“This year has been slightly frustrating for me with injury. That normally wouldn't have happened throughout my career in the past, but I'm glad to be back now. It was good to get game time in the Munster Final, it is great, it is a good time to be back for the real business end to it.”
Decorated figures such as Aidan O’Mahony, Marc Ó Sé, and Colm Cooper have departed from the Kerry set-up, but Kerry have coped adequately so far. “I think we have dealt with it well,” Young says.
“I think a lot of players got a lot of experience in the last two years. So it wasn't as if it just happened overnight where we were looking over our shoulder at what is next. Eamonn Fitzmaurice brought players in and got game time for them players.
“I think anybody who has stepped in has very good experience already. He has used players early in the year during the League and Championship.
"It has become such a squad game now. In the past, maybe five years plus, it would have been very difficult when players of that calibre would have left the panel because you would have been highly relying on the first 15.

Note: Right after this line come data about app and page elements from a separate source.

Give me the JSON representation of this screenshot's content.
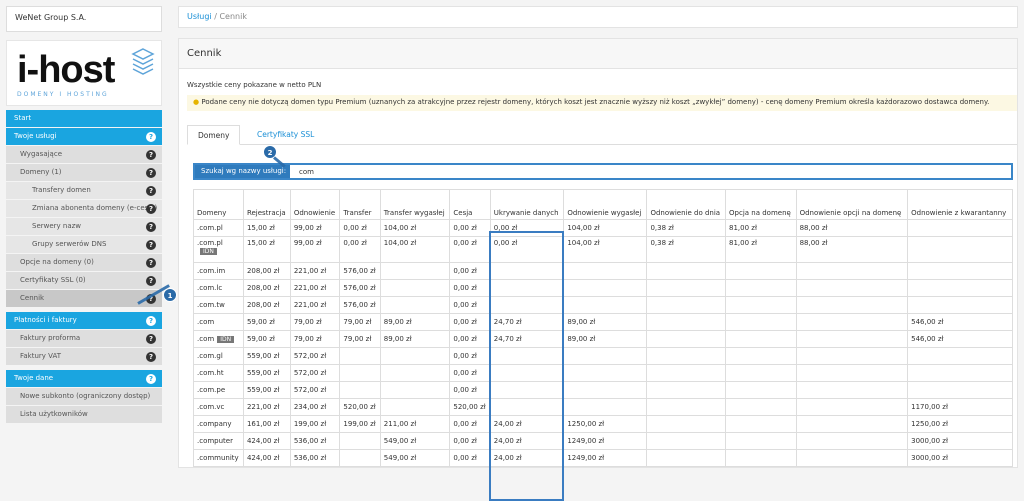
{
  "company": "WeNet Group S.A.",
  "logo": {
    "word": "i-host",
    "sub": "DOMENY I HOSTING"
  },
  "nav": [
    {
      "label": "Start",
      "type": "head",
      "q": false
    },
    {
      "label": "Twoje usługi",
      "type": "head",
      "q": true
    },
    {
      "label": "Wygasające",
      "type": "sub1",
      "q": true
    },
    {
      "label": "Domeny (1)",
      "type": "sub1",
      "q": true
    },
    {
      "label": "Transfery domen",
      "type": "sub2",
      "q": true
    },
    {
      "label": "Zmiana abonenta domeny (e-cesja)",
      "type": "sub2",
      "q": true
    },
    {
      "label": "Serwery nazw",
      "type": "sub2",
      "q": true
    },
    {
      "label": "Grupy serwerów DNS",
      "type": "sub2",
      "q": true
    },
    {
      "label": "Opcje na domeny (0)",
      "type": "sub1",
      "q": true
    },
    {
      "label": "Certyfikaty SSL (0)",
      "type": "sub1",
      "q": true
    },
    {
      "label": "Cennik",
      "type": "sub1 active",
      "q": true
    },
    {
      "label": "Płatności i faktury",
      "type": "head",
      "q": true
    },
    {
      "label": "Faktury proforma",
      "type": "sub1",
      "q": true
    },
    {
      "label": "Faktury VAT",
      "type": "sub1",
      "q": true
    },
    {
      "label": "Twoje dane",
      "type": "head",
      "q": true
    },
    {
      "label": "Nowe subkonto (ograniczony dostęp)",
      "type": "sub1",
      "q": false
    },
    {
      "label": "Lista użytkowników",
      "type": "sub1",
      "q": false
    }
  ],
  "breadcrumb": {
    "first": "Usługi",
    "sep": "/",
    "current": "Cennik"
  },
  "panel_title": "Cennik",
  "note": "Wszystkie ceny pokazane w netto PLN",
  "warning": "Podane ceny nie dotyczą domen typu Premium (uznanych za atrakcyjne przez rejestr domeny, których koszt jest znacznie wyższy niż koszt „zwykłej” domeny) - cenę domeny Premium określa każdorazowo dostawca domeny.",
  "tabs": [
    "Domeny",
    "Certyfikaty SSL"
  ],
  "search": {
    "label": "Szukaj wg nazwy usługi:",
    "value": "com"
  },
  "columns": [
    "Domeny",
    "Rejestracja",
    "Odnowienie",
    "Transfer",
    "Transfer wygasłej",
    "Cesja",
    "Ukrywanie danych",
    "Odnowienie wygasłej",
    "Odnowienie do dnia",
    "Opcja na domenę",
    "Odnowienie opcji na domenę",
    "Odnowienie z kwarantanny"
  ],
  "rows": [
    {
      "d": ".com.pl",
      "idn": false,
      "c": [
        "15,00 zł",
        "99,00 zł",
        "0,00 zł",
        "104,00 zł",
        "0,00 zł",
        "0,00 zł",
        "104,00 zł",
        "0,38 zł",
        "81,00 zł",
        "88,00 zł",
        ""
      ]
    },
    {
      "d": ".com.pl",
      "idn": true,
      "c": [
        "15,00 zł",
        "99,00 zł",
        "0,00 zł",
        "104,00 zł",
        "0,00 zł",
        "0,00 zł",
        "104,00 zł",
        "0,38 zł",
        "81,00 zł",
        "88,00 zł",
        ""
      ]
    },
    {
      "d": ".com.im",
      "idn": false,
      "c": [
        "208,00 zł",
        "221,00 zł",
        "576,00 zł",
        "",
        "0,00 zł",
        "",
        "",
        "",
        "",
        "",
        ""
      ]
    },
    {
      "d": ".com.lc",
      "idn": false,
      "c": [
        "208,00 zł",
        "221,00 zł",
        "576,00 zł",
        "",
        "0,00 zł",
        "",
        "",
        "",
        "",
        "",
        ""
      ]
    },
    {
      "d": ".com.tw",
      "idn": false,
      "c": [
        "208,00 zł",
        "221,00 zł",
        "576,00 zł",
        "",
        "0,00 zł",
        "",
        "",
        "",
        "",
        "",
        ""
      ]
    },
    {
      "d": ".com",
      "idn": false,
      "c": [
        "59,00 zł",
        "79,00 zł",
        "79,00 zł",
        "89,00 zł",
        "0,00 zł",
        "24,70 zł",
        "89,00 zł",
        "",
        "",
        "",
        "546,00 zł"
      ]
    },
    {
      "d": ".com",
      "idn": true,
      "c": [
        "59,00 zł",
        "79,00 zł",
        "79,00 zł",
        "89,00 zł",
        "0,00 zł",
        "24,70 zł",
        "89,00 zł",
        "",
        "",
        "",
        "546,00 zł"
      ]
    },
    {
      "d": ".com.gl",
      "idn": false,
      "c": [
        "559,00 zł",
        "572,00 zł",
        "",
        "",
        "0,00 zł",
        "",
        "",
        "",
        "",
        "",
        ""
      ]
    },
    {
      "d": ".com.ht",
      "idn": false,
      "c": [
        "559,00 zł",
        "572,00 zł",
        "",
        "",
        "0,00 zł",
        "",
        "",
        "",
        "",
        "",
        ""
      ]
    },
    {
      "d": ".com.pe",
      "idn": false,
      "c": [
        "559,00 zł",
        "572,00 zł",
        "",
        "",
        "0,00 zł",
        "",
        "",
        "",
        "",
        "",
        ""
      ]
    },
    {
      "d": ".com.vc",
      "idn": false,
      "c": [
        "221,00 zł",
        "234,00 zł",
        "520,00 zł",
        "",
        "520,00 zł",
        "",
        "",
        "",
        "",
        "",
        "1170,00 zł"
      ]
    },
    {
      "d": ".company",
      "idn": false,
      "c": [
        "161,00 zł",
        "199,00 zł",
        "199,00 zł",
        "211,00 zł",
        "0,00 zł",
        "24,00 zł",
        "1250,00 zł",
        "",
        "",
        "",
        "1250,00 zł"
      ]
    },
    {
      "d": ".computer",
      "idn": false,
      "c": [
        "424,00 zł",
        "536,00 zł",
        "",
        "549,00 zł",
        "0,00 zł",
        "24,00 zł",
        "1249,00 zł",
        "",
        "",
        "",
        "3000,00 zł"
      ]
    },
    {
      "d": ".community",
      "idn": false,
      "c": [
        "424,00 zł",
        "536,00 zł",
        "",
        "549,00 zł",
        "0,00 zł",
        "24,00 zł",
        "1249,00 zł",
        "",
        "",
        "",
        "3000,00 zł"
      ]
    }
  ],
  "idn_label": "IDN",
  "badges": [
    "1",
    "2"
  ]
}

“Now it is such a panel effort, a lot more players have that experience so it is a lot easier to transition into the first team. So I think that has been dealt with well. So far it has worked out. There is plenty to play for in the summer so we won't take anything for granted.”
In the Munster Final triumph over Cork, Kerry introduced Stephen O’Brien, Johnny Buckley, Young, Jack Barry, Barry John Keane, Darran O’Sullivan and Jonathan Lyne as substitutes. That was a clear sign of Kerry’s considerable resources.
“It is fair to say, yeah,” Young answers when asked about the depth of the Kerry panel. “Even myself, a lot of players understand the squad effort, in what is involved, how the training can really develop you as the year goes on. It can be so competitive inside in your own games.
“It is quite good, it is a lot about the fellas that come on. Their input into a game has a massive factor and bearing on a result aswell. From that point of view there is a lot to focus on regardless if you are on the bench or the starting XV. There is a lot to focus on and responsibility on yourself to perform no matter what.” That is what Young continues to do.